It was the advent of refrigeration that made widespread transportation of chicken possible and increased consumption of the humble bird. Then the discovery of vitamin D made it possible for chickens to be raised indoors year-round; before that, chicken production was seasonal and outdoors. The growth of today's fowl is managed by artificial daylight supplementation. Artificial light cycles are also used to stimulate egg production. There may be anywhere from 25,000 to 124,999 chickens in a modern facility, called a "Concentrated Animal Feeding Operation" or "CAFO" by the EPA. They don't put that phrase on the menu, do they?
So How Does This Impact the Environment?
If you are thinking that the facility named a "CAFO" might not be good for the air, soil and water, you would be correct. These are facilities where anywhere from 25,000 to 124,999 chickens are raised at a time for slaughter and delivery to grocery stores and fast-food franchises. Some egg-laying operations house up to 1,000,000 chickens in one location. Yes, that's one million.
The main problem, and it affects the air, water and soil, is the amount of manure produced. It is much more manure than can easily be disposed of or used as fertilizer in fields. The manure ends up mixed with water and stored in huge open-air lagoons. You can imagine that living near these lagoons is not pleasant. They emanate the odor of manure for miles and miles.
From these lagoons, manure can leach into ground water and become run-off. Or, it gets sprayed on fields as fertilizer, but often too much of it is used, so it too becomes run-off that ends up in rivers, streams, lakes, and oceans. It feeds the growth of aquatic plants which choke the life out of bodies of water. It feeds algae blooms which can produce dangerous toxins.
What Can You Do?
Imagine that chickens and their eggs were once luxury products. Chickens were raised on family farms in small flocks primarily for their eggs until about 1960. Hens fed themselves through foraging around the farm mostly. The supply of eggs was less than the demand, so eggs were expensive. Chicken was a treat reserved for Sunday dinner and it was shipped from farms live or on ice.
You can find farms that will deliver chicken produced in a manner closer to the way it was done before the advent of refrigeration, artificial light, vitamin D, and CAFOs. It probably tastes better and it is kinder to the environment and to chickens as well.
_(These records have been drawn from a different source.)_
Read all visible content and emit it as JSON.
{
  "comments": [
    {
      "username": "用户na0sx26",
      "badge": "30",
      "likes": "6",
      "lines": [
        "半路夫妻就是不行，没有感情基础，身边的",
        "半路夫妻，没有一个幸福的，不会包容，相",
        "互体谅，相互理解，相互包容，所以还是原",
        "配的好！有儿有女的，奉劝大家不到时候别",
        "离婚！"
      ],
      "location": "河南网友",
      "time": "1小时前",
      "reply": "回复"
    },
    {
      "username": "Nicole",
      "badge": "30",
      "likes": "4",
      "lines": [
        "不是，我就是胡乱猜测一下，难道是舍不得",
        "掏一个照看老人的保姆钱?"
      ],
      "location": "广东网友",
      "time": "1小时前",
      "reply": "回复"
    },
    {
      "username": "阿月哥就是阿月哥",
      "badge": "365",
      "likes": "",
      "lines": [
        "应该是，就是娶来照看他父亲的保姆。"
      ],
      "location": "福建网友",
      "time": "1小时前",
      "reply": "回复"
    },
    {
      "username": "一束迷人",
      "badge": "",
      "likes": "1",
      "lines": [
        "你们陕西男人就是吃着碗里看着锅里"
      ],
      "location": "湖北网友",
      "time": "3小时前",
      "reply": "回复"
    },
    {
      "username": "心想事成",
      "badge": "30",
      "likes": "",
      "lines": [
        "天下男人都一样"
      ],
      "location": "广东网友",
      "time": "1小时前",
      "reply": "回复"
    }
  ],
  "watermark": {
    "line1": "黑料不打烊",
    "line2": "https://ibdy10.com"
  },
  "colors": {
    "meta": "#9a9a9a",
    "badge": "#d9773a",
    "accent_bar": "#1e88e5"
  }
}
It feeds the CAFO-based meat production system to buy chicken from fast-food outlets. More about the production of meat on CAFOs to come.